Look at every line below and count those containing "here". Answer with the number only.

——————————

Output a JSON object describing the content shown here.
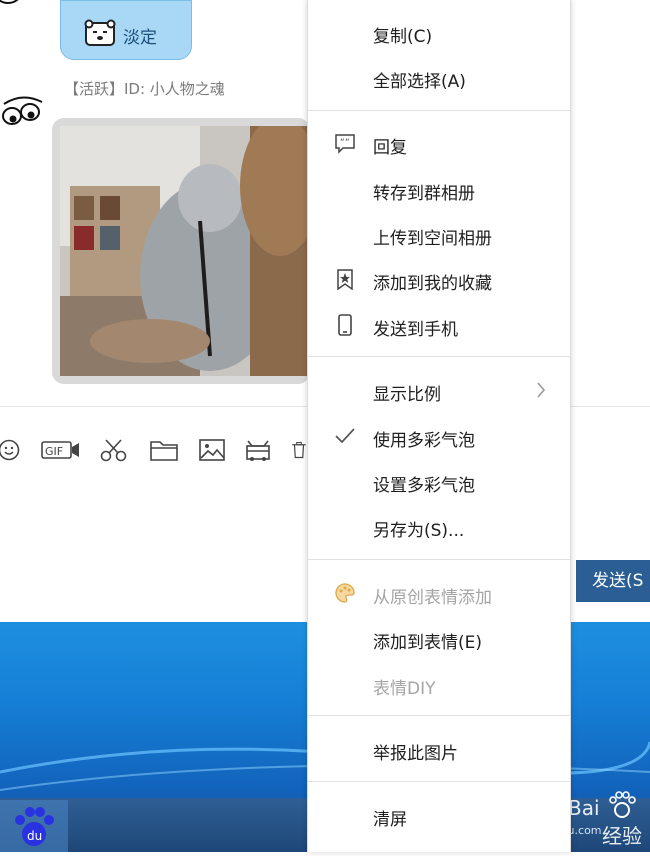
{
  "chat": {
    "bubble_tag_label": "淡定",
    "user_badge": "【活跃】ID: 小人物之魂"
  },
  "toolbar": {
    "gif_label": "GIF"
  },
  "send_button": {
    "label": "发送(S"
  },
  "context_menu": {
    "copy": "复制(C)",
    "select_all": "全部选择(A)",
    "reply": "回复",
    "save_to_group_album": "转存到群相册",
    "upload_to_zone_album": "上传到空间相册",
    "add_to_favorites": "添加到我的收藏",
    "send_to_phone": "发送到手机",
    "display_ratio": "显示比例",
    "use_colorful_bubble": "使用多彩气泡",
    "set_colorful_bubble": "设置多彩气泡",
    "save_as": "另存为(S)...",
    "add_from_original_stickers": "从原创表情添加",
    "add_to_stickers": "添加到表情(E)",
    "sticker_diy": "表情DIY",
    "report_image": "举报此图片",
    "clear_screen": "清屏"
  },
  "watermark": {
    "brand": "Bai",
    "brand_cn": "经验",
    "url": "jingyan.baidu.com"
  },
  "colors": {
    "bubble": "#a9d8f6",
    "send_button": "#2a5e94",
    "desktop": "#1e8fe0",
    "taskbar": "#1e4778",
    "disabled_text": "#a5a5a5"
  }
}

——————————

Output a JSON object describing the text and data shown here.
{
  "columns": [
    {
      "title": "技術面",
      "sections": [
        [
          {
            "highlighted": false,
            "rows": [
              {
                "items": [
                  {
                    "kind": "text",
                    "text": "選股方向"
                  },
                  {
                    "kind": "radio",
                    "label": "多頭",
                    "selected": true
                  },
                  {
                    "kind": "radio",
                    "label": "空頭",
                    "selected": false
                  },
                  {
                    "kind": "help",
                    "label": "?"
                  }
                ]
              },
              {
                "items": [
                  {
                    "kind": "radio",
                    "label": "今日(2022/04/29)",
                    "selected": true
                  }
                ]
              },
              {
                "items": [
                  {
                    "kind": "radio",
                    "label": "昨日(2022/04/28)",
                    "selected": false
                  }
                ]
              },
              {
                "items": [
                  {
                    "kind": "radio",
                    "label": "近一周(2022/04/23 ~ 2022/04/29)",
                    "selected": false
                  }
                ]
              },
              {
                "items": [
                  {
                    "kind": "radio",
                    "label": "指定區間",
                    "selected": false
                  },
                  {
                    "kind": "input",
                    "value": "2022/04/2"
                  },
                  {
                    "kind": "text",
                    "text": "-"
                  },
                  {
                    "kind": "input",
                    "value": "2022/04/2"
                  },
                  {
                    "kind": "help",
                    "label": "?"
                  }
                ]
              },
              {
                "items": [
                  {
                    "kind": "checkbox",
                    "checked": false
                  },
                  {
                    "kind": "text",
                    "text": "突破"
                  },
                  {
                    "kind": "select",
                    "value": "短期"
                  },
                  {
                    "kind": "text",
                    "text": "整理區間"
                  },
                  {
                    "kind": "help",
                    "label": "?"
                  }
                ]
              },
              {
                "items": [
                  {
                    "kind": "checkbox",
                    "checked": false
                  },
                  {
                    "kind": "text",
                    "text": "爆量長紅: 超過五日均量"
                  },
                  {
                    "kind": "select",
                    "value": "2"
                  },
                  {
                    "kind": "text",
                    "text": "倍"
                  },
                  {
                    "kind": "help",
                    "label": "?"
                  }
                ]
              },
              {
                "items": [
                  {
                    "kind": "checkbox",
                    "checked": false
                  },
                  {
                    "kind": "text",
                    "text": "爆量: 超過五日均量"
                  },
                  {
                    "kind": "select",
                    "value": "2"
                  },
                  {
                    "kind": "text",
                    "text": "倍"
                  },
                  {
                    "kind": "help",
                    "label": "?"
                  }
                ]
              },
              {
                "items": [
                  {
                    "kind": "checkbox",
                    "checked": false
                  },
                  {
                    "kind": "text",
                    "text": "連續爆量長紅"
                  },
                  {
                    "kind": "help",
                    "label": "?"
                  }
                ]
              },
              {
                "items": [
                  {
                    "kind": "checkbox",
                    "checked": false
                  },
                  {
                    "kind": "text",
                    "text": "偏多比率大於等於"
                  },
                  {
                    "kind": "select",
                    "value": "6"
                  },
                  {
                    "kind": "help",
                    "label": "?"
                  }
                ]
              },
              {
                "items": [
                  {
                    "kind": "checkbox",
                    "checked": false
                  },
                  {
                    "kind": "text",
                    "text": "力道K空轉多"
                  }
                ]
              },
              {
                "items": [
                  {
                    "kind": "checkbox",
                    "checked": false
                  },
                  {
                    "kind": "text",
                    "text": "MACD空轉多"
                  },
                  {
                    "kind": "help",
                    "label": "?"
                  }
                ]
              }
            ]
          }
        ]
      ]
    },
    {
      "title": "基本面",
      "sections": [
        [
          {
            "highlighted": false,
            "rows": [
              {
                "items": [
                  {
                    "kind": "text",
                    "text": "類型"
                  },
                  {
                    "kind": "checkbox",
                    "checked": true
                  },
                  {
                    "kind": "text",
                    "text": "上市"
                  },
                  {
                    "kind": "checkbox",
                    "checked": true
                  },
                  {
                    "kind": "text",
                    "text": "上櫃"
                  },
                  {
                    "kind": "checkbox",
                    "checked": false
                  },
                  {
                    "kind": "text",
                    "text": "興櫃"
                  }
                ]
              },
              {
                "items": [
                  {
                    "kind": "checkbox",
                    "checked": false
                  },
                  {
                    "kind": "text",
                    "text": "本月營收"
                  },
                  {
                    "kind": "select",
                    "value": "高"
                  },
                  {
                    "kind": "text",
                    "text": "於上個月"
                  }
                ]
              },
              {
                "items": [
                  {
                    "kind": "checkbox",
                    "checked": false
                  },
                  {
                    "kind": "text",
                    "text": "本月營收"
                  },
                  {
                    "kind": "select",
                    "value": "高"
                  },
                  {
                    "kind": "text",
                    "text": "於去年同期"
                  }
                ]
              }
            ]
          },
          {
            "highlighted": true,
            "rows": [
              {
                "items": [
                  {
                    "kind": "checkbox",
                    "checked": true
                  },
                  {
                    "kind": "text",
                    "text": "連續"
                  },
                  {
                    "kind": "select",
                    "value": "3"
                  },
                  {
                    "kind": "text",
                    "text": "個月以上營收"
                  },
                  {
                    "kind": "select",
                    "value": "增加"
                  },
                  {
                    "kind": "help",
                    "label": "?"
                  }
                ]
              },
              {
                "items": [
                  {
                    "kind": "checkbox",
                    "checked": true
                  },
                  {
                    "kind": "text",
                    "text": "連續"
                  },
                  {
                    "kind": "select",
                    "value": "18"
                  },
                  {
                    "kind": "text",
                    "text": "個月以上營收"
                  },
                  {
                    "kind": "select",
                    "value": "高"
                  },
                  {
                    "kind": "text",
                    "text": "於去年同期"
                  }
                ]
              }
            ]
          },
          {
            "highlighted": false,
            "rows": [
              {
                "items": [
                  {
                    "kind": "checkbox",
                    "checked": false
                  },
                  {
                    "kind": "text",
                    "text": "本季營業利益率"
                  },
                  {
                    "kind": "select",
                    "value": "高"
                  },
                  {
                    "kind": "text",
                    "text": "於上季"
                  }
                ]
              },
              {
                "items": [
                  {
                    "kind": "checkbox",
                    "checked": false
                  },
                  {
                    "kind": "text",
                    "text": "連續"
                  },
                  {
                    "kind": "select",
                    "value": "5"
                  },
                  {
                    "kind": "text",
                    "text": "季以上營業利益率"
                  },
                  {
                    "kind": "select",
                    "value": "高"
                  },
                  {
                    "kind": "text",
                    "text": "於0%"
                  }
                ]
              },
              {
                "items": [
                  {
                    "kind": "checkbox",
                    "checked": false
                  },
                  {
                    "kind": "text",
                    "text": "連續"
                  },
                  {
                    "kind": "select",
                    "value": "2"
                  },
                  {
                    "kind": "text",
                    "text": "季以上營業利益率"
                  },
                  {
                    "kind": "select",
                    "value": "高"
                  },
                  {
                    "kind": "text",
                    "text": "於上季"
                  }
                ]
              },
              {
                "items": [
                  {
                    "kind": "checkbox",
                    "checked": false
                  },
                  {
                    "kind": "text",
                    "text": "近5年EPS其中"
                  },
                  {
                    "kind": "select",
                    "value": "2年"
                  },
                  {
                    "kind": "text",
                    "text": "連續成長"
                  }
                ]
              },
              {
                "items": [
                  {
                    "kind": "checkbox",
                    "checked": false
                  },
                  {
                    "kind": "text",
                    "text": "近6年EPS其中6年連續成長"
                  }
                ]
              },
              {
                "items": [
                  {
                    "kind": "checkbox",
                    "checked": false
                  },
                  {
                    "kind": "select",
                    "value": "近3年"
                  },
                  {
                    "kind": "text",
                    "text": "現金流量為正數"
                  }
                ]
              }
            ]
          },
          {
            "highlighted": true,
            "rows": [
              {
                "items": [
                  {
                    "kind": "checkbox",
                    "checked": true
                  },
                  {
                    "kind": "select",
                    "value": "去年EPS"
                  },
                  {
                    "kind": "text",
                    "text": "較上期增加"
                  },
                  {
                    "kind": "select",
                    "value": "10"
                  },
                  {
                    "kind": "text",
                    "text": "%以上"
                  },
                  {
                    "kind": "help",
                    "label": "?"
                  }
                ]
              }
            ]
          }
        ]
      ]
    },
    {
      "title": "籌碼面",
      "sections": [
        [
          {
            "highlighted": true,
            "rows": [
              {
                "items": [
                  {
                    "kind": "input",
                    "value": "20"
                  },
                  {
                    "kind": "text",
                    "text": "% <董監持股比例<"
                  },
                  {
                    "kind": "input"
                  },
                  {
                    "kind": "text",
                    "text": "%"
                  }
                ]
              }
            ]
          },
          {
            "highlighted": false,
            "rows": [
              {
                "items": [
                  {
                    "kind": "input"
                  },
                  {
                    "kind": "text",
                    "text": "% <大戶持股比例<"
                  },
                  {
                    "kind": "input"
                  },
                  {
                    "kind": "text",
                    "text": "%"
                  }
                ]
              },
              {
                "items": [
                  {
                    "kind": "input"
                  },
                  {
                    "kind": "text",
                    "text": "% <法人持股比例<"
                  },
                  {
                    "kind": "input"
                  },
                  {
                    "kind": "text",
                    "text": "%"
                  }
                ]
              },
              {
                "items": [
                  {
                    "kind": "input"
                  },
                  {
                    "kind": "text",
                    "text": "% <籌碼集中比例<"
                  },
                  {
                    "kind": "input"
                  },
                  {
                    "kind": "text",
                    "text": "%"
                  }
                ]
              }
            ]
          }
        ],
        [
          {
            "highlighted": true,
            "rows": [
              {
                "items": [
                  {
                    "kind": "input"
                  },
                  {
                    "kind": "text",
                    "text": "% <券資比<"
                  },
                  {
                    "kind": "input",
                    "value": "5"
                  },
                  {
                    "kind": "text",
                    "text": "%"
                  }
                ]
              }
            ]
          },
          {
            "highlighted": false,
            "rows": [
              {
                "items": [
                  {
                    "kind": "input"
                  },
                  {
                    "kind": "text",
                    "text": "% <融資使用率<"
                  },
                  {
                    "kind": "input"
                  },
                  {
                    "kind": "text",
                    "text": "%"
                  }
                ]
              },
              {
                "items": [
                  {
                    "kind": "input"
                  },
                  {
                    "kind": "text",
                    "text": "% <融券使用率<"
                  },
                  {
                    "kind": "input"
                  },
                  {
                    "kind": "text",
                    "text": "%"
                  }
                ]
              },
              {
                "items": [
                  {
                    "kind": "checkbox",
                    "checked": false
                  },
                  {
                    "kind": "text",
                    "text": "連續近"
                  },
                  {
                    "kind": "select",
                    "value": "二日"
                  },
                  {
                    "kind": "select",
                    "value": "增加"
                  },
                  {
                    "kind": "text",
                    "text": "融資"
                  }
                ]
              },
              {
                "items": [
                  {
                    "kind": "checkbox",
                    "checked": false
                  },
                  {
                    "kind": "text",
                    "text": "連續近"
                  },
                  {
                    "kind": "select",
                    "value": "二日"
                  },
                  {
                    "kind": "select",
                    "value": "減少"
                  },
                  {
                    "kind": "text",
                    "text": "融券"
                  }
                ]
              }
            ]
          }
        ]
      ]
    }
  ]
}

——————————

### ANSWER FOR THIS EXERCISE
2